In late 2004, I was starting my third year at the University of Washington when several classmates and friends started using Facebook. Initially, I thought it was the dumbest thing on the planet — especially since some of the campus’ hottest Casanovas were using or, rather, abusing the relationship status option (and their girlfriends were loving the attention). When I realized it had devolved into nothing more than a competition for who had the most friends, I caved in to the game mechanics. It was also better than LiveJournal for exchanging private messages without the clunkiness of campus email, and the lack of privacy features made for good gossip.
Now that it’s 2011 and a similar social network in similar private beta has emerged from Google, I am having a serious case of d√©j√† vu.
I was initially excited that Google+ would offer what Facebook does not, now that its privacy features are more slightly constricted and there’s more transparency with somewhat-public profiles. The problem is that the creation of circles allows any information that can be shared — such as news — to be controlled by a tight clique. This isn’t really different than how it works in the “real world,” but at least with Facebook and Twitter, I have a glimpse into the conversation as a story develops. I can’t prove that I’m missing anything specific, but I can tell you that other tech bloggers are still being more transparent on Twitter and Facebook than they are on Google+ — leaving me to wonder what conversations are behind closed doors, allowed only for certain eyes (in certain circles) to read.
And that’s why all these features we want, such as circles that we can share as a list, don’t matter. What good is it to share my circle of professional colleagues, who have mostly all placed me in circles to exchange information, to a stranger who will not receive the same permissions? Circles are not lists — they are cliques defined by the user to keep people out. And the only way you’ll receive any data shared by people in your circle is if they share the same amount of permission with you — and don’t keep you out.
Facebook has its problems, but some of those issues aren’t an argument against abandoning the ship for Google. Both Google+ and Facebook mine and control user information to sell. Perhaps Google may have more issues with security and privacy, since the company knows your email and search habits, too. We may think we have more control over our own privacy in respect to what we share, but Google knows more about us than Facebook does. Google undoubtedly uses that to guide our actions (and perhaps make a little money from it on the side). That’s more than a little scary.
I contend that businesses and brands need to be transparent if they want to engage in social marketing campaigns. With Facebook and Twitter, this is relatively simple — and the value of transparency applies just as well to you and me (and it should). Like our parents said: “If you don’t have anything nice to say, you shouldn’t put it on the Internet.” (Well, okay — they said something like that.) The clique-based philosophy of sharing on Google+ will only limit my ability to consume information, and that’s not fine with me — not on a social level, and certainly not on a professional level (where knowing what’s new in tech is crucial).
Can Google+ get better?
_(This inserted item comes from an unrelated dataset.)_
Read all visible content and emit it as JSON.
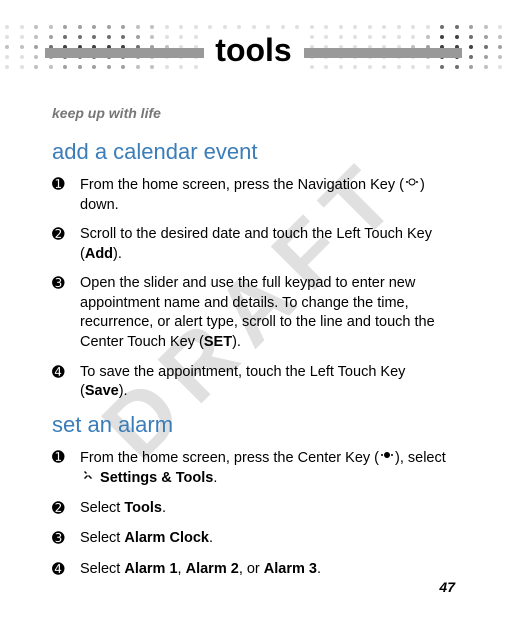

At most, it can go in a different direction. Google+ sucks as a way to find and share news today, and I hope it doesn’t take away from Facebook and Twitter as the primary tools we use to discuss and discover new ideas. Perhaps this will change as the network grows and more people are posting and sharing more items (outside of these cliques). As a social network, it also has the potential to suck — but only because it’s reminiscent of high school and the complicated hierarchy of who is “in” and who is “out.”
Google+ hasn’t yet identified a problem I was having with any other social network, but it seems to be creating new problems. On Facebook and Twitter, I don’t have to be a part of any particular group to gain access to the openly shared intelligence.
I think I’ll let the other tech pundits and “Internet celebrities” have their cliques. As for me, I’ll eat crow for what I said about Facebook in 2004. It’s really not that bad.